*** Records shown ***
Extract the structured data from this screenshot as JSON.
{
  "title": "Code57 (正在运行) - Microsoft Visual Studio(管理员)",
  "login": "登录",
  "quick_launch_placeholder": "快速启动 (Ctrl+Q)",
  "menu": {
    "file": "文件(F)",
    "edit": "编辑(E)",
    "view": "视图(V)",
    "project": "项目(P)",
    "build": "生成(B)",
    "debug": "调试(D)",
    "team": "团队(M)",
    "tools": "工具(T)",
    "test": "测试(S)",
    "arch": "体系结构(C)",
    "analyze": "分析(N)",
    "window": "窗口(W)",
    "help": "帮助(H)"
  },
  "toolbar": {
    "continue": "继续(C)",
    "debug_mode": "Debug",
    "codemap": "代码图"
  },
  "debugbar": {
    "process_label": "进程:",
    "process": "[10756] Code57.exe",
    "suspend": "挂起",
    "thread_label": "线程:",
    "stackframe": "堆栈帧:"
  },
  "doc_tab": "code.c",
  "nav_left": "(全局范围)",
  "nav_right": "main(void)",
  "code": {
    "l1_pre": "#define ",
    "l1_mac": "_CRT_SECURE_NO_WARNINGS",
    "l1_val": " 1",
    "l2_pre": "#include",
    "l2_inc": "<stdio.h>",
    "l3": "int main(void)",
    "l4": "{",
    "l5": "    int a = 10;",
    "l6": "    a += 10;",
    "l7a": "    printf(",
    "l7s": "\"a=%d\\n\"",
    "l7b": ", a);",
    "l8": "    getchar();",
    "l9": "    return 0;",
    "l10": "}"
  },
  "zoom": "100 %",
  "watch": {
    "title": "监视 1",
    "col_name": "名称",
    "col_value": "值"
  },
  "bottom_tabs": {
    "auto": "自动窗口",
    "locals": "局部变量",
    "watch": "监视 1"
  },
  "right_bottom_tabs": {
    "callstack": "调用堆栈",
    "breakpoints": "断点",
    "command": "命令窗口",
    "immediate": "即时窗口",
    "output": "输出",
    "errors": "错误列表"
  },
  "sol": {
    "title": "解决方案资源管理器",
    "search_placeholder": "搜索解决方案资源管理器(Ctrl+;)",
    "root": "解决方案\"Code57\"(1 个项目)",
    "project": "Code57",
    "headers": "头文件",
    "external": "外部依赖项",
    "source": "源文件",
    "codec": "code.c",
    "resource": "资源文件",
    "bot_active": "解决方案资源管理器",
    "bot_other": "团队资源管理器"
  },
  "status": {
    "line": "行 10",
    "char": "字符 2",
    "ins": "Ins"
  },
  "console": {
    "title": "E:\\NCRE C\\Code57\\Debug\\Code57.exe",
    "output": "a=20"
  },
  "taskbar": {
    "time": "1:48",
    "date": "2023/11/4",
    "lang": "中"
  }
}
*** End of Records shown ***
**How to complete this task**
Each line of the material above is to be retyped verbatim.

**Task output**
Extract the structured data from this screenshot as JSON.
{
  "title": "Code57 (正在运行) - Microsoft Visual Studio(管理员)",
  "login": "登录",
  "quick_launch_placeholder": "快速启动 (Ctrl+Q)",
  "menu": {
    "file": "文件(F)",
    "edit": "编辑(E)",
    "view": "视图(V)",
    "project": "项目(P)",
    "build": "生成(B)",
    "debug": "调试(D)",
    "team": "团队(M)",
    "tools": "工具(T)",
    "test": "测试(S)",
    "arch": "体系结构(C)",
    "analyze": "分析(N)",
    "window": "窗口(W)",
    "help": "帮助(H)"
  },
  "toolbar": {
    "continue": "继续(C)",
    "debug_mode": "Debug",
    "codemap": "代码图"
  },
  "debugbar": {
    "process_label": "进程:",
    "process": "[10756] Code57.exe",
    "suspend": "挂起",
    "thread_label": "线程:",
    "stackframe": "堆栈帧:"
  },
  "doc_tab": "code.c",
  "nav_left": "(全局范围)",
  "nav_right": "main(void)",
  "code": {
    "l1_pre": "#define ",
    "l1_mac": "_CRT_SECURE_NO_WARNINGS",
    "l1_val": " 1",
    "l2_pre": "#include",
    "l2_inc": "<stdio.h>",
    "l3": "int main(void)",
    "l4": "{",
    "l5": "    int a = 10;",
    "l6": "    a += 10;",
    "l7a": "    printf(",
    "l7s": "\"a=%d\\n\"",
    "l7b": ", a);",
    "l8": "    getchar();",
    "l9": "    return 0;",
    "l10": "}"
  },
  "zoom": "100 %",
  "watch": {
    "title": "监视 1",
    "col_name": "名称",
    "col_value": "值"
  },
  "bottom_tabs": {
    "auto": "自动窗口",
    "locals": "局部变量",
    "watch": "监视 1"
  },
  "right_bottom_tabs": {
    "callstack": "调用堆栈",
    "breakpoints": "断点",
    "command": "命令窗口",
    "immediate": "即时窗口",
    "output": "输出",
    "errors": "错误列表"
  },
  "sol": {
    "title": "解决方案资源管理器",
    "search_placeholder": "搜索解决方案资源管理器(Ctrl+;)",
    "root": "解决方案\"Code57\"(1 个项目)",
    "project": "Code57",
    "headers": "头文件",
    "external": "外部依赖项",
    "source": "源文件",
    "codec": "code.c",
    "resource": "资源文件",
    "bot_active": "解决方案资源管理器",
    "bot_other": "团队资源管理器"
  },
  "status": {
    "line": "行 10",
    "char": "字符 2",
    "ins": "Ins"
  },
  "console": {
    "title": "E:\\NCRE C\\Code57\\Debug\\Code57.exe",
    "output": "a=20"
  },
  "taskbar": {
    "time": "1:48",
    "date": "2023/11/4",
    "lang": "中"
  }
}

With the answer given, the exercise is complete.